This video essay takes an organized approach to critiquing Christopher Nolan’s film. Steven Benedict, the author of this video essay, eloquently focuses on three important main aspects of a good video essay. He concisely summarizes the movie, provides context for the inspiration of the movie, and presents counterarguments to the criticisms the film has received.

Benedict uses a combination of voiceovers, the film’s original score, clips of audio from the film, and clips of films that inspired Nolan’s process. Needless to say, there is a lot going on. But it works!

The first minute or so of the video is a compilation of high action scenes. Each clip is about 7-8 seconds long. The purpose of this introduction is to set up the main argument of the video essay: though some may find the film confusing, it makes sense when the film broken down and analyzed. This is summed up when Benedict says, “The people whose heads were spinning the most were the people who enjoyed it the least.”

The rest of the video essay interweaves content from the film with content from other films, especially “Last Year at Marienbad,” which was conceptually a huge influence on Inception. When incorporating other films, Benedict juxtaposes the scenes with scenes from Inception, utilizing rapid jump cuts. He also incorporates stills from the films, which is a good addition, since it allows the viewer to take a second and listen to the voiceover. Sometimes, watching the scene unfold while a voiceover is playing is too distracting and hard to follow.

Another one of my favorite parts of Benedict’s analysis was that he pointed out how there is a theme of non-traditional timelines across Nolan’s films. While some say that Inception makes no sense, Benedict is pointing out that it is just a different way to tell a story, like Nolan has often done. He mentions Memento, which is a story told backwards, Batman Begins, which is told in a non linear format, and Following, which consists of multilayered flashbacks.

Benedict concludes his video essay by focusing on Inception, exclusively. He brings up the profound element of surrealism that carries throughout the film. He provides a deeper interpretation for scenes that may have gone over the heads of many, specifically, the scene where Ariadne realizes she is in a dream, and the shops on the street start exploding. He likens this to a metaphor where Ariadne’s mind explodes with the new information.

Screen Shot 2014-10-15 at 5.49.37 PM

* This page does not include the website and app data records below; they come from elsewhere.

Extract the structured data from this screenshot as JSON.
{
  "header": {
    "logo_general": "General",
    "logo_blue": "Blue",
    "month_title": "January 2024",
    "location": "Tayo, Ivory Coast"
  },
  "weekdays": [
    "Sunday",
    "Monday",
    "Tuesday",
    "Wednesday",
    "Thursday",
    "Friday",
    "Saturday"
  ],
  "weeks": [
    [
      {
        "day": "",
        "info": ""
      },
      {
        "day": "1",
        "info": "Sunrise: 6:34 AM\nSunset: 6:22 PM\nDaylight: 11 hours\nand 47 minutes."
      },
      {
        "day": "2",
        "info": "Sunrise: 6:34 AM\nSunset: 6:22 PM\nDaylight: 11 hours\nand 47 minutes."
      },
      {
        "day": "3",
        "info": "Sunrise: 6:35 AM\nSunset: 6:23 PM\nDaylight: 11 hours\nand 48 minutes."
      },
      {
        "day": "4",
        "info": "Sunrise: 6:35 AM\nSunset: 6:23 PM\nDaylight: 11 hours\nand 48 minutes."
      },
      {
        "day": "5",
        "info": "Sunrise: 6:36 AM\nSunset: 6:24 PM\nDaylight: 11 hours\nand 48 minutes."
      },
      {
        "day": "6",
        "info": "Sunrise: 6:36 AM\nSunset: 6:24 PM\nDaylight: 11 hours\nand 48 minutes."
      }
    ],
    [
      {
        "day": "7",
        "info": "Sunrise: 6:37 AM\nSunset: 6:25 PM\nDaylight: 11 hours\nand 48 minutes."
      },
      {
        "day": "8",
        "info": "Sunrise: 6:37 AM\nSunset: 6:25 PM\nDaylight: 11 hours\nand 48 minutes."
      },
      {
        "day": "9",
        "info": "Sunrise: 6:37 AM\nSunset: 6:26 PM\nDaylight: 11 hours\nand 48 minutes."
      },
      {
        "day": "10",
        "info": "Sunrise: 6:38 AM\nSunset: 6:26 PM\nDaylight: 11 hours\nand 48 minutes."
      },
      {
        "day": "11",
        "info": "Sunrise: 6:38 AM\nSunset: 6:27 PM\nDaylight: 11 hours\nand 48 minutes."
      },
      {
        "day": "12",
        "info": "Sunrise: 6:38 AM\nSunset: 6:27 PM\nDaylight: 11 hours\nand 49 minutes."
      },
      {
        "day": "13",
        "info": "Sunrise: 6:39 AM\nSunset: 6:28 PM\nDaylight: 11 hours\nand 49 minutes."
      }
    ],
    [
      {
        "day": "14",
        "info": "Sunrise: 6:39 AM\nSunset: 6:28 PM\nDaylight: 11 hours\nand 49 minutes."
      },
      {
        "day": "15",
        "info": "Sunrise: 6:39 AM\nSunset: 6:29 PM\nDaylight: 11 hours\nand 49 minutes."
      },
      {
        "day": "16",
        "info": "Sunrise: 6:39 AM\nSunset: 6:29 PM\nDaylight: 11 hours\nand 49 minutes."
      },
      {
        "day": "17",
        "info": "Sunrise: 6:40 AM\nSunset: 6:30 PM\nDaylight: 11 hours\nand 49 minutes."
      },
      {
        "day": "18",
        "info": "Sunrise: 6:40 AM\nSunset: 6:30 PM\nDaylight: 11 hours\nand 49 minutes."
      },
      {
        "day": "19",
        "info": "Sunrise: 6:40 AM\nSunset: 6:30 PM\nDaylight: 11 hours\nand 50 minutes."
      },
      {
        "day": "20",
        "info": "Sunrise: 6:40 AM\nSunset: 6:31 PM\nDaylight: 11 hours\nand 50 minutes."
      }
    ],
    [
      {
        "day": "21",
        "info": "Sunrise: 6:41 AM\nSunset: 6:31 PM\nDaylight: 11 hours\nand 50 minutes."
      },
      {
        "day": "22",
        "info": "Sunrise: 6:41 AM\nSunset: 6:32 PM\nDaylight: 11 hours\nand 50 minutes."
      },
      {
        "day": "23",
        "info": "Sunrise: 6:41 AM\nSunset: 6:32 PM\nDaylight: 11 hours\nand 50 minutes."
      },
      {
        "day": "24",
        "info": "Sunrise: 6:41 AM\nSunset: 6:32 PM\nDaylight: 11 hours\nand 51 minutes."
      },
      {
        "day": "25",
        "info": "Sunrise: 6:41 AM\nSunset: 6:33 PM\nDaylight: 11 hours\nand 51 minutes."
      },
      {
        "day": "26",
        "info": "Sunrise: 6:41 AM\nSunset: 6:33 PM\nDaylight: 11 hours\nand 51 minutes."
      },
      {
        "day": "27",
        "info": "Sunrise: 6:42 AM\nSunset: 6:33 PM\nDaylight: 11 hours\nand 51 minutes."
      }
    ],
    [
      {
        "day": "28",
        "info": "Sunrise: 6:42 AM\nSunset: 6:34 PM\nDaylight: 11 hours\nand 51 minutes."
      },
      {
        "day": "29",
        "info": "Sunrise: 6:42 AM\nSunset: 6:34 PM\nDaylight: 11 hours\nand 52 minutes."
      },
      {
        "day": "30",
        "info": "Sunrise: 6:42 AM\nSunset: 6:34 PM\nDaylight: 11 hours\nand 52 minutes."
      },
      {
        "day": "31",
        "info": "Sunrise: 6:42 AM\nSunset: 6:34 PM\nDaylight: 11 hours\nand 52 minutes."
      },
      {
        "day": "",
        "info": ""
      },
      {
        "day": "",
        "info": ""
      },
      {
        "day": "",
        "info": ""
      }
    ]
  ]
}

The strongest part of Benedict’s piece is his variety in presentation methods. He starts specific, broadens his argument, and then widdles it down to specifically Inception toward the end. His style is very organized. There is a clear beginning, middle, and end – just as a regular, printed essay would have. His incorporation of credits acts as a “Works Cited,” wrapping up the entire video essay.